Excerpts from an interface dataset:
====

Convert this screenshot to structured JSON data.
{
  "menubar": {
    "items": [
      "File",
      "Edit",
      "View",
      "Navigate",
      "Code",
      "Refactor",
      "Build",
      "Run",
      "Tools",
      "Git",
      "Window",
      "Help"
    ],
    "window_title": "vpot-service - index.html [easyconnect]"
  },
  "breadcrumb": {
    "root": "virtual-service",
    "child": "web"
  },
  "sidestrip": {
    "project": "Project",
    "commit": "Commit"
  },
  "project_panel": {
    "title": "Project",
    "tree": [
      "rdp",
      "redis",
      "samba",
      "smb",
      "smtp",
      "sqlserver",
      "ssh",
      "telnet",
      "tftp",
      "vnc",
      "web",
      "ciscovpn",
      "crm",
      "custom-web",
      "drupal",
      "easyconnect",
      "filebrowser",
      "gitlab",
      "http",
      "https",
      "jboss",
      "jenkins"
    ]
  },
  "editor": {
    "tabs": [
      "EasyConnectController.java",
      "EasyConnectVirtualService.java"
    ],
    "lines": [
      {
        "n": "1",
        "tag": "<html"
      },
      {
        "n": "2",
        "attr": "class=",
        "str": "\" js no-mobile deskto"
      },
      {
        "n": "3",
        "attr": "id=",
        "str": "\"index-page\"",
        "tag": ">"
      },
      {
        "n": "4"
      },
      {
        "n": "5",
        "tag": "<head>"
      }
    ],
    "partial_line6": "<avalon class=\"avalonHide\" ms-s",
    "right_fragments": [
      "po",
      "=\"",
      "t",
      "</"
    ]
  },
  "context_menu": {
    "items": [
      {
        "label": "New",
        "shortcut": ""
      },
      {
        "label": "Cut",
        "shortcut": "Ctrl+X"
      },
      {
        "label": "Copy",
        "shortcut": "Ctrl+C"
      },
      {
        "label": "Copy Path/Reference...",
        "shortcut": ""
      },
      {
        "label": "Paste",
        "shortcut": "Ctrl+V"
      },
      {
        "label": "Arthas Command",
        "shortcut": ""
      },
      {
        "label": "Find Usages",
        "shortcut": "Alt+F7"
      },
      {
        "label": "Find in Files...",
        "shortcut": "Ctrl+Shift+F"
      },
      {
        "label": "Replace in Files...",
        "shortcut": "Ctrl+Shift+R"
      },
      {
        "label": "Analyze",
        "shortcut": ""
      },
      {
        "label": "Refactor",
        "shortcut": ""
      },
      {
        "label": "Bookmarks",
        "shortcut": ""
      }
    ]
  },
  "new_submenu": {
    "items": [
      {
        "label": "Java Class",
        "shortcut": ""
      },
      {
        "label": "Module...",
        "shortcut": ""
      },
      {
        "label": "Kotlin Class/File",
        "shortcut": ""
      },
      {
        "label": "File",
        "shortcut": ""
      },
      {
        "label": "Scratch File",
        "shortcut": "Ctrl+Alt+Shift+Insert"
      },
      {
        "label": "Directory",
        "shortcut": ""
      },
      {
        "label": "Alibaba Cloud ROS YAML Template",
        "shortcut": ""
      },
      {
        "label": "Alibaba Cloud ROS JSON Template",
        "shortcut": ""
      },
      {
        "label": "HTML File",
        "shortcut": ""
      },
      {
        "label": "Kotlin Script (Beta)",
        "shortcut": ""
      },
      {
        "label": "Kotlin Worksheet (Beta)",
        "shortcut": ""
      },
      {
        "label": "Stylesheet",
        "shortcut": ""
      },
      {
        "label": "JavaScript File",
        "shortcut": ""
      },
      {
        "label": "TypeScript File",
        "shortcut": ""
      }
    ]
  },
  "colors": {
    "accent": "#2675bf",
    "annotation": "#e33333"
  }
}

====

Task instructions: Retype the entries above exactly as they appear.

Your solution:
Convert this screenshot to structured JSON data.
{
  "menubar": {
    "items": [
      "File",
      "Edit",
      "View",
      "Navigate",
      "Code",
      "Refactor",
      "Build",
      "Run",
      "Tools",
      "Git",
      "Window",
      "Help"
    ],
    "window_title": "vpot-service - index.html [easyconnect]"
  },
  "breadcrumb": {
    "root": "virtual-service",
    "child": "web"
  },
  "sidestrip": {
    "project": "Project",
    "commit": "Commit"
  },
  "project_panel": {
    "title": "Project",
    "tree": [
      "rdp",
      "redis",
      "samba",
      "smb",
      "smtp",
      "sqlserver",
      "ssh",
      "telnet",
      "tftp",
      "vnc",
      "web",
      "ciscovpn",
      "crm",
      "custom-web",
      "drupal",
      "easyconnect",
      "filebrowser",
      "gitlab",
      "http",
      "https",
      "jboss",
      "jenkins"
    ]
  },
  "editor": {
    "tabs": [
      "EasyConnectController.java",
      "EasyConnectVirtualService.java"
    ],
    "lines": [
      {
        "n": "1",
        "tag": "<html"
      },
      {
        "n": "2",
        "attr": "class=",
        "str": "\" js no-mobile deskto"
      },
      {
        "n": "3",
        "attr": "id=",
        "str": "\"index-page\"",
        "tag": ">"
      },
      {
        "n": "4"
      },
      {
        "n": "5",
        "tag": "<head>"
      }
    ],
    "partial_line6": "<avalon class=\"avalonHide\" ms-s",
    "right_fragments": [
      "po",
      "=\"",
      "t",
      "</"
    ]
  },
  "context_menu": {
    "items": [
      {
        "label": "New",
        "shortcut": ""
      },
      {
        "label": "Cut",
        "shortcut": "Ctrl+X"
      },
      {
        "label": "Copy",
        "shortcut": "Ctrl+C"
      },
      {
        "label": "Copy Path/Reference...",
        "shortcut": ""
      },
      {
        "label": "Paste",
        "shortcut": "Ctrl+V"
      },
      {
        "label": "Arthas Command",
        "shortcut": ""
      },
      {
        "label": "Find Usages",
        "shortcut": "Alt+F7"
      },
      {
        "label": "Find in Files...",
        "shortcut": "Ctrl+Shift+F"
      },
      {
        "label": "Replace in Files...",
        "shortcut": "Ctrl+Shift+R"
      },
      {
        "label": "Analyze",
        "shortcut": ""
      },
      {
        "label": "Refactor",
        "shortcut": ""
      },
      {
        "label": "Bookmarks",
        "shortcut": ""
      }
    ]
  },
  "new_submenu": {
    "items": [
      {
        "label": "Java Class",
        "shortcut": ""
      },
      {
        "label": "Module...",
        "shortcut": ""
      },
      {
        "label": "Kotlin Class/File",
        "shortcut": ""
      },
      {
        "label": "File",
        "shortcut": ""
      },
      {
        "label": "Scratch File",
        "shortcut": "Ctrl+Alt+Shift+Insert"
      },
      {
        "label": "Directory",
        "shortcut": ""
      },
      {
        "label": "Alibaba Cloud ROS YAML Template",
        "shortcut": ""
      },
      {
        "label": "Alibaba Cloud ROS JSON Template",
        "shortcut": ""
      },
      {
        "label": "HTML File",
        "shortcut": ""
      },
      {
        "label": "Kotlin Script (Beta)",
        "shortcut": ""
      },
      {
        "label": "Kotlin Worksheet (Beta)",
        "shortcut": ""
      },
      {
        "label": "Stylesheet",
        "shortcut": ""
      },
      {
        "label": "JavaScript File",
        "shortcut": ""
      },
      {
        "label": "TypeScript File",
        "shortcut": ""
      }
    ]
  },
  "colors": {
    "accent": "#2675bf",
    "annotation": "#e33333"
  }
}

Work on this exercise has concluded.